__What the task asks__: Could you return every line of the records below that contains the word "here"?

__Given records__:

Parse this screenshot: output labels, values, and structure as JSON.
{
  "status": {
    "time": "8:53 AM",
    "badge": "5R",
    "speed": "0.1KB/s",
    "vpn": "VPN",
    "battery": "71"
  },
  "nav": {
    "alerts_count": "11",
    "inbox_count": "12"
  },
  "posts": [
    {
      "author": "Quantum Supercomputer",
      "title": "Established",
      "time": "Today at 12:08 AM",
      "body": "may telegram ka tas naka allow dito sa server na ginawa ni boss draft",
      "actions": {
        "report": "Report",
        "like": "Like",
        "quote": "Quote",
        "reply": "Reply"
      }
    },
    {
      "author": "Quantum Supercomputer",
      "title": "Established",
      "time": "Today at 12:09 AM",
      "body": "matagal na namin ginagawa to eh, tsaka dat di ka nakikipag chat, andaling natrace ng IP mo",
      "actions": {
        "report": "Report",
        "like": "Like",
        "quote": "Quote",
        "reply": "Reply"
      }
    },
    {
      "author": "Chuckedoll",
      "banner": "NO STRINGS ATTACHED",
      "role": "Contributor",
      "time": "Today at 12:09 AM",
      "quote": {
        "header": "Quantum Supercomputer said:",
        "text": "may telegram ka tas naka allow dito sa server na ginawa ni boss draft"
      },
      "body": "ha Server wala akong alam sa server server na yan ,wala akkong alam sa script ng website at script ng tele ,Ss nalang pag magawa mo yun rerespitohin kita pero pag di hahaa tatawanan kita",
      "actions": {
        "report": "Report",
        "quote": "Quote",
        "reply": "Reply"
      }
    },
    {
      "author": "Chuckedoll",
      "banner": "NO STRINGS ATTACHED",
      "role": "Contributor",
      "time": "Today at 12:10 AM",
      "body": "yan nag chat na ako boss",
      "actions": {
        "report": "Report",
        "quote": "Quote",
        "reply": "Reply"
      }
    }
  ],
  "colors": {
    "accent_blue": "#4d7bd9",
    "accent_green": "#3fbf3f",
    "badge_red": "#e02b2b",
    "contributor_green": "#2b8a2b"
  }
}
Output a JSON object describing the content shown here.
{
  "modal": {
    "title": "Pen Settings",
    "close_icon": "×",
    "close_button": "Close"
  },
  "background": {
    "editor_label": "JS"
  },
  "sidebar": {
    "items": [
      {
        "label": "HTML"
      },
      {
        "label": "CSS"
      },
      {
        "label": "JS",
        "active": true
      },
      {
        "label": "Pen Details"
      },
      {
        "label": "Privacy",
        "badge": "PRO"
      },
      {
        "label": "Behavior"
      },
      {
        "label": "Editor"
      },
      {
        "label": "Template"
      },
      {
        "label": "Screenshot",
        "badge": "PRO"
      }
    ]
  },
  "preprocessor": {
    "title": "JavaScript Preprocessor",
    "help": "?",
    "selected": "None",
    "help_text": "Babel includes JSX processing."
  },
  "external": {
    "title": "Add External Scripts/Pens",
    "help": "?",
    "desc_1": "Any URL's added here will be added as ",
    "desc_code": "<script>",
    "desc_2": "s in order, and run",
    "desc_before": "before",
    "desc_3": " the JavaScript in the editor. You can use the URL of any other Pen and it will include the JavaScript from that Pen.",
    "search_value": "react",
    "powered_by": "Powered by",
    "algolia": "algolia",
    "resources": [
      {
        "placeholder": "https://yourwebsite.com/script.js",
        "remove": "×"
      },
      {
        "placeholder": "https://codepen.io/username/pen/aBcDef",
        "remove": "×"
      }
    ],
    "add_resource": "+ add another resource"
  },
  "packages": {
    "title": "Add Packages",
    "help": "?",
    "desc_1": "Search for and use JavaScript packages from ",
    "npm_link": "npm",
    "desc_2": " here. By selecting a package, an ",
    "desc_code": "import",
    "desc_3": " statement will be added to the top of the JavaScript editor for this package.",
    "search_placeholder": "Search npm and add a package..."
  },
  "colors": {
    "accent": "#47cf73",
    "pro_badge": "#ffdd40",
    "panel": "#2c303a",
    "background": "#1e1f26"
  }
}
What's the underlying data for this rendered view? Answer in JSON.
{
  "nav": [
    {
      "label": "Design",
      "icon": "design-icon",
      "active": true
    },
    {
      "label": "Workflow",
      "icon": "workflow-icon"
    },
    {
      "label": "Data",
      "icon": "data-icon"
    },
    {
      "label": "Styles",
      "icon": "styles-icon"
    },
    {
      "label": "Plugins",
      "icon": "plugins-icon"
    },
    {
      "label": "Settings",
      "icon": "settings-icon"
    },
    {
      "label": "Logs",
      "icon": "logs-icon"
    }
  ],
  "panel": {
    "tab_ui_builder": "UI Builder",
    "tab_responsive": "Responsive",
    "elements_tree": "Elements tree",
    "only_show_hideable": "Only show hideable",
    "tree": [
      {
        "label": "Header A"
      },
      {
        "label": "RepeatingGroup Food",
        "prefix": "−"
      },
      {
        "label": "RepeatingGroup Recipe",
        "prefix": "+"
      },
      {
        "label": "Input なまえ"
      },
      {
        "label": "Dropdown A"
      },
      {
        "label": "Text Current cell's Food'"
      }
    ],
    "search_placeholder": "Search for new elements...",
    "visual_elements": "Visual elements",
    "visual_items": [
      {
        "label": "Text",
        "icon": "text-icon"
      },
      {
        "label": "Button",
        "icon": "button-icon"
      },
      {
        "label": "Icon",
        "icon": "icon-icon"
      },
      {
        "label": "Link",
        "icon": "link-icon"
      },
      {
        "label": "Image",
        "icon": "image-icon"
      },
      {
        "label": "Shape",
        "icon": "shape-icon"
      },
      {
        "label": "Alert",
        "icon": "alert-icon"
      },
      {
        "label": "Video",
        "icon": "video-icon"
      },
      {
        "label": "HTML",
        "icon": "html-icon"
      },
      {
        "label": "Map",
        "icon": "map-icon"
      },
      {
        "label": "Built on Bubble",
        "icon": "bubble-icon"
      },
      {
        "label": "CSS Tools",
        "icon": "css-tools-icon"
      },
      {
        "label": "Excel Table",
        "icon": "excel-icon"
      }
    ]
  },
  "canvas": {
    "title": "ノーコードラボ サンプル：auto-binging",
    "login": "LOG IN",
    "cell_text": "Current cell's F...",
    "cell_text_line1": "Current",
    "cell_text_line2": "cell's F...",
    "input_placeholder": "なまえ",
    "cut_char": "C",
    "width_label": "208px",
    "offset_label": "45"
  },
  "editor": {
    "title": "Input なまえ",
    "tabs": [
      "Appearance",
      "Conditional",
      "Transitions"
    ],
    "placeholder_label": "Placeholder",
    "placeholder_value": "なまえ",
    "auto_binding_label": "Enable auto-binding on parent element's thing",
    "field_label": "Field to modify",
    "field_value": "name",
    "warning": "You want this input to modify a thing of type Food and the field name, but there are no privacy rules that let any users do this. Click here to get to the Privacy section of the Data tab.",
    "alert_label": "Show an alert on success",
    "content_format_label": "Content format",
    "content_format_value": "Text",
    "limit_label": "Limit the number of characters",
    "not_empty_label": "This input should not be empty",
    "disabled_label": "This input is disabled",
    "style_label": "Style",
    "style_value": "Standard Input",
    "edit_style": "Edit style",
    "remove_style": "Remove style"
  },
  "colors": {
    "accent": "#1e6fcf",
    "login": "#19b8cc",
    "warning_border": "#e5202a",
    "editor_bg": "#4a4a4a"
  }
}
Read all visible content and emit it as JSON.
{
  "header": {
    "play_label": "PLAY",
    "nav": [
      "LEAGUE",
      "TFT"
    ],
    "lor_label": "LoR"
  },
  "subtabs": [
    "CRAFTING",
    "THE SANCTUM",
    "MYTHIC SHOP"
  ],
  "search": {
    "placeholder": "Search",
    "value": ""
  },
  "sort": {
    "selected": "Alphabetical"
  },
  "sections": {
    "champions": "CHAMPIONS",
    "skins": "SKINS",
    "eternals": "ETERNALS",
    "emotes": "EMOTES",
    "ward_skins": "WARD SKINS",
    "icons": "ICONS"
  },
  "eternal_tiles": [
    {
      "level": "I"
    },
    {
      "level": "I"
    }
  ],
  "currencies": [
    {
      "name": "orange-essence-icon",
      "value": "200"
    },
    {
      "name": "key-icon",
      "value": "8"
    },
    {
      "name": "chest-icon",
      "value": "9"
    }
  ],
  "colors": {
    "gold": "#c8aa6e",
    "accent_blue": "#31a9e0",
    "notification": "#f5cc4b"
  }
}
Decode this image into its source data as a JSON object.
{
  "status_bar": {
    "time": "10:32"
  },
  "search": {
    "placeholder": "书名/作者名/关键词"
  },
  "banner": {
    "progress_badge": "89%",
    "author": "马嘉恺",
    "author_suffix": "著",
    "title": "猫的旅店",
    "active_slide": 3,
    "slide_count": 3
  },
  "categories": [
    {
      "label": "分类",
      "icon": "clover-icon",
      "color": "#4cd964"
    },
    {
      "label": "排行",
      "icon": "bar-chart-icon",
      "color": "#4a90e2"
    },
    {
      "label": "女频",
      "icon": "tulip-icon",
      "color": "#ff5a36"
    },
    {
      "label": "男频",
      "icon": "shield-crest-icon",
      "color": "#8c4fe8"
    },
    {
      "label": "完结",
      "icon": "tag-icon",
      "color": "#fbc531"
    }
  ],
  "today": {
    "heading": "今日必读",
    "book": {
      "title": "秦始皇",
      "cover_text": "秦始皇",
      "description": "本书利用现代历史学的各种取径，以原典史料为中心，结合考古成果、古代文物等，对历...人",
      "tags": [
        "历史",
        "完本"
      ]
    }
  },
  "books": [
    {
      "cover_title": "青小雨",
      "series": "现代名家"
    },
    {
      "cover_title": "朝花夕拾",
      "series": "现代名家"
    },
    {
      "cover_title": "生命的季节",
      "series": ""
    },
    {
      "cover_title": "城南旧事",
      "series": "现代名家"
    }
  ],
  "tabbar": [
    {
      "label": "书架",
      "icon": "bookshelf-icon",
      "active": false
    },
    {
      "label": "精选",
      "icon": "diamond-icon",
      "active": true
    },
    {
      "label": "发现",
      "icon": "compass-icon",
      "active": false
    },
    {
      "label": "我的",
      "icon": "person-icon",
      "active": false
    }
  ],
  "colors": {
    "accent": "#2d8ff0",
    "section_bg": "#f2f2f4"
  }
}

__Answer to the problem__:
Output a JSON object describing the content shown here.
    "desc_1": "Any URL's added here will be added as ",
    "desc_2": " here. By selecting a package, an ",
    "warning": "You want this input to modify a thing of type Food and the field name, but there are no privacy rules that let any users do this. Click here to get to the Privacy section of the Data tab.",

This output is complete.